These three things in isolation can capture one’s attention only for so long.  When put together in a manner that can bridge what happens on a computer and into our environment, it can stimulate an experience whose whole is greater than the sum of its parts. Speaker Tali Krakowsky breaks down what composes Experience Design. It takes 2D digitial media and applies it against the canvas of architecture to make an immersive meaningful experience. She presents the characteristic building blocks that are used to create such sophisticated environments in hopes that we can parlay it into our own understanding of design thinking and branding.

Experience Design is Ambient
Displays in this discipline are large-format attention getters yet they are subtle. They work in tandem with their surroundings, not against it. Krakowsky explains that the design needs to be ambient in a manner that invites the audience to spectate, not confront them.

Experience Design is Narrative
Many man hours are spent in designing, constructing displays, and deploying them. These efforts are orchestrated towards achieving something meaningful. Whether the goal is to propagate a commercial message or generate awareness for some other message, Experience Design aims to convey a story. Ultimately, it strives to have the audience take home the message, in addition to the unique experience.

Experience Design is about Choreographing the Story
Krakowsky explains we must choreograph media in a way that stimulates us to learn more about the story. She describes 3 ways in how media exudes behaviors that structures in our reality can be shaped to communicate a narrative.

1. Prescribed Behavior
Objects in our environment can be arranged in such a bold way that it commands a repertoire of strength, beauty, complexity, etc. A prescribing attribute is communicated by shape, size and color. Relative to the examples shown in the other types of behaviors, these types of pieces did not showcase any type of motion.

2. Responsive Behavior
These types of displays have the ability to observe their own surroundings and react accordingly. One example mentioned was an outdoor large scale stock ticker that was installed along the side of a building in Los Angeles. It spewed out numbers bi-directionally so that pedestrians and motorists parallel to it can see it. What makes it responsive is that the speed of how the numbers were spewed was relative to how busy the traffic was on the street.

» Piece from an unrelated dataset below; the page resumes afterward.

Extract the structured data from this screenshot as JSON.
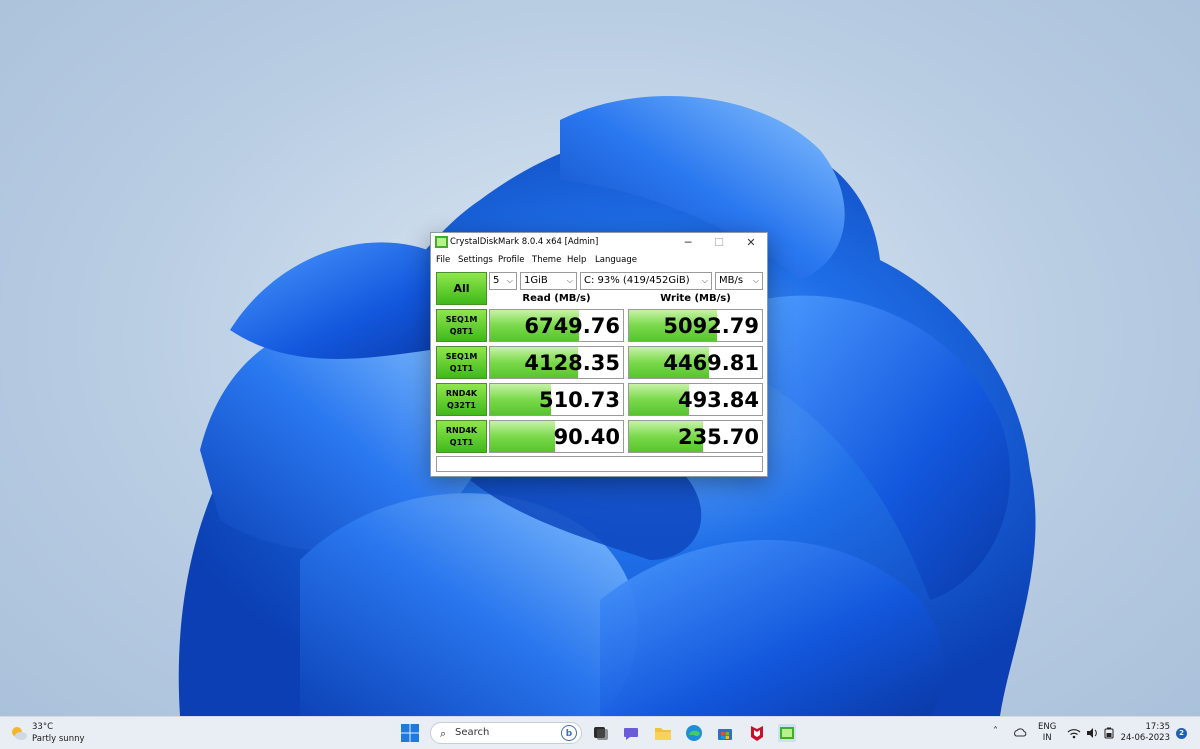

On a busy day, it would have the effect that the numbers were traveling along with the traffic. When there was no traffic, the ticker was inactive.

3. Interactive Behavior
Compared to responsive behavior, interactive requires direct human engagement and will respond to different inputs to yield different behaviors. Displays of this type elicit the audience to engage with it into a visual dialogue which consists of an exchange of actions.

Krakowsky describes “ambient”, “narrative”, and “chorographical” layout the general framework for what the core topic is about: “Building Fiction”. An interesting play of words where “building” is in reference to structural architecture in the real world and “fiction” plays off the virtual world of the digital domain. In order to build fiction, we must re-evaluate what we display and how we display it using the framework.

Experience Design re-imagines Rich Media Content
At an atomic level, we must re-think the actual 2D content of what we are displaying. The media can manifest itself either as vectors, video, bitmaps, audio etc. It can also be visualizations that model large statistical data which lends a dynamic nature to the content.


Experience Design re-imagines Image Delivery Systems
We need to rethink how to get digital media content to the audience in a non-traditional way. We habituate digital content to be on our LCD, CRT, plasma screens, etc. In order to break convention, Krakowsky and her team make use of projectors against non-flat surfaces, and LED lights.


Experience Design re-imagines Rich Media Environments
Finally, once we’ve re-evaluated what to display and how to display it, Krakowsky explains that we can scale it up from a flat 2D experience into an immersive one that engulfs the senses such that you are not standing in the real world but residing in a virtual one.


Much of the presentation’s elements are deceptively simple but the ideas are very abstract. She did a nice job of logically structuring her presentation in a way that was simple to follow and made great use of the examples such that it compliments the ideas. I thought it was a great introduction to Experience Design.